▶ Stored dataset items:
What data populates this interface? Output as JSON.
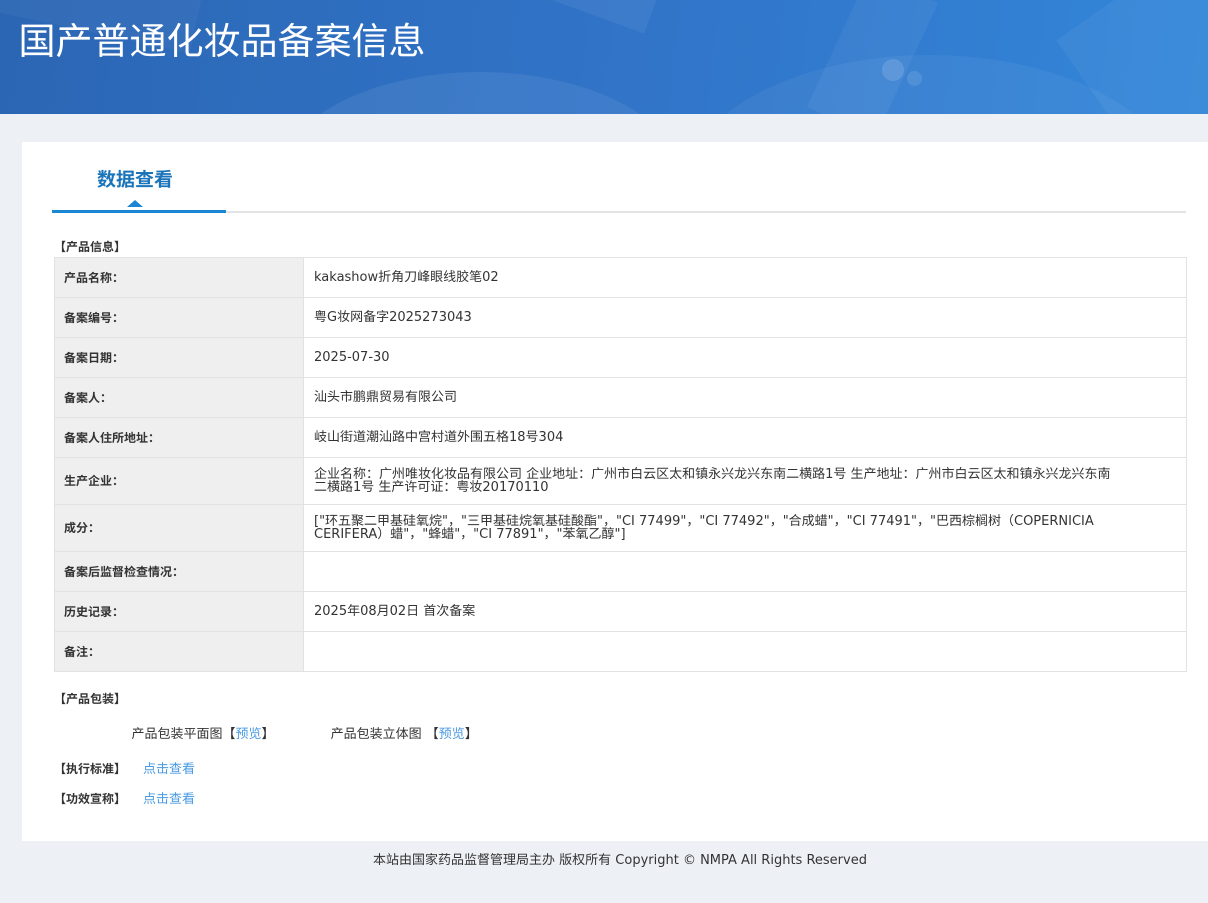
{
  "banner": {
    "title": "国产普通化妆品备案信息"
  },
  "tabs": [
    {
      "label": "数据查看",
      "active": true
    }
  ],
  "sections": {
    "product_info": "【产品信息】",
    "packaging": "【产品包装】",
    "standard": "【执行标准】",
    "efficacy": "【功效宣称】"
  },
  "table": {
    "rows": [
      {
        "label": "产品名称：",
        "value": "kakashow折角刀峰眼线胶笔02"
      },
      {
        "label": "备案编号：",
        "value": "粤G妆网备字2025273043"
      },
      {
        "label": "备案日期：",
        "value": "2025-07-30"
      },
      {
        "label": "备案人：",
        "value": "汕头市鹏鼎贸易有限公司"
      },
      {
        "label": "备案人住所地址：",
        "value": "岐山街道潮汕路中宫村道外围五格18号304"
      },
      {
        "label": "生产企业：",
        "value": "企业名称：广州唯妆化妆品有限公司 企业地址：广州市白云区太和镇永兴龙兴东南二横路1号 生产地址：广州市白云区太和镇永兴龙兴东南二横路1号 生产许可证：粤妆20170110"
      },
      {
        "label": "成分：",
        "value": "[\"环五聚二甲基硅氧烷\"，\"三甲基硅烷氧基硅酸酯\"，\"CI 77499\"，\"CI 77492\"，\"合成蜡\"，\"CI 77491\"，\"巴西棕榈树（COPERNICIA CERIFERA）蜡\"，\"蜂蜡\"，\"CI 77891\"，\"苯氧乙醇\"]"
      },
      {
        "label": "备案后监督检查情况：",
        "value": ""
      },
      {
        "label": "历史记录：",
        "value": "2025年08月02日 首次备案"
      },
      {
        "label": "备注：",
        "value": ""
      }
    ]
  },
  "packaging": {
    "flat_label": "产品包装平面图",
    "stereo_label": "产品包装立体图",
    "preview_label": "预览",
    "bracket_open": "【",
    "bracket_close": "】"
  },
  "links": {
    "click_view": "点击查看"
  },
  "footer": {
    "text": "本站由国家药品监督管理局主办 版权所有 Copyright © NMPA All Rights Reserved"
  },
  "colors": {
    "banner_blue_left": "#2b66b4",
    "banner_blue_right": "#3286d9",
    "tab_text_blue": "#1a74b9",
    "tab_underline_blue": "#1b86d3",
    "link_blue": "#4a9ae2",
    "table_outer_border": "#8cb0dd",
    "label_cell_bg": "#efefef",
    "text_dark": "#333333",
    "page_bg": "#edf0f5"
  }
}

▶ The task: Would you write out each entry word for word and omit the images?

▶ Solution below:
What data populates this interface? Output as JSON.
{
  "banner": {
    "title": "国产普通化妆品备案信息"
  },
  "tabs": [
    {
      "label": "数据查看",
      "active": true
    }
  ],
  "sections": {
    "product_info": "【产品信息】",
    "packaging": "【产品包装】",
    "standard": "【执行标准】",
    "efficacy": "【功效宣称】"
  },
  "table": {
    "rows": [
      {
        "label": "产品名称：",
        "value": "kakashow折角刀峰眼线胶笔02"
      },
      {
        "label": "备案编号：",
        "value": "粤G妆网备字2025273043"
      },
      {
        "label": "备案日期：",
        "value": "2025-07-30"
      },
      {
        "label": "备案人：",
        "value": "汕头市鹏鼎贸易有限公司"
      },
      {
        "label": "备案人住所地址：",
        "value": "岐山街道潮汕路中宫村道外围五格18号304"
      },
      {
        "label": "生产企业：",
        "value": "企业名称：广州唯妆化妆品有限公司 企业地址：广州市白云区太和镇永兴龙兴东南二横路1号 生产地址：广州市白云区太和镇永兴龙兴东南二横路1号 生产许可证：粤妆20170110"
      },
      {
        "label": "成分：",
        "value": "[\"环五聚二甲基硅氧烷\"，\"三甲基硅烷氧基硅酸酯\"，\"CI 77499\"，\"CI 77492\"，\"合成蜡\"，\"CI 77491\"，\"巴西棕榈树（COPERNICIA CERIFERA）蜡\"，\"蜂蜡\"，\"CI 77891\"，\"苯氧乙醇\"]"
      },
      {
        "label": "备案后监督检查情况：",
        "value": ""
      },
      {
        "label": "历史记录：",
        "value": "2025年08月02日 首次备案"
      },
      {
        "label": "备注：",
        "value": ""
      }
    ]
  },
  "packaging": {
    "flat_label": "产品包装平面图",
    "stereo_label": "产品包装立体图",
    "preview_label": "预览",
    "bracket_open": "【",
    "bracket_close": "】"
  },
  "links": {
    "click_view": "点击查看"
  },
  "footer": {
    "text": "本站由国家药品监督管理局主办 版权所有 Copyright © NMPA All Rights Reserved"
  },
  "colors": {
    "banner_blue_left": "#2b66b4",
    "banner_blue_right": "#3286d9",
    "tab_text_blue": "#1a74b9",
    "tab_underline_blue": "#1b86d3",
    "link_blue": "#4a9ae2",
    "table_outer_border": "#8cb0dd",
    "label_cell_bg": "#efefef",
    "text_dark": "#333333",
    "page_bg": "#edf0f5"
  }
}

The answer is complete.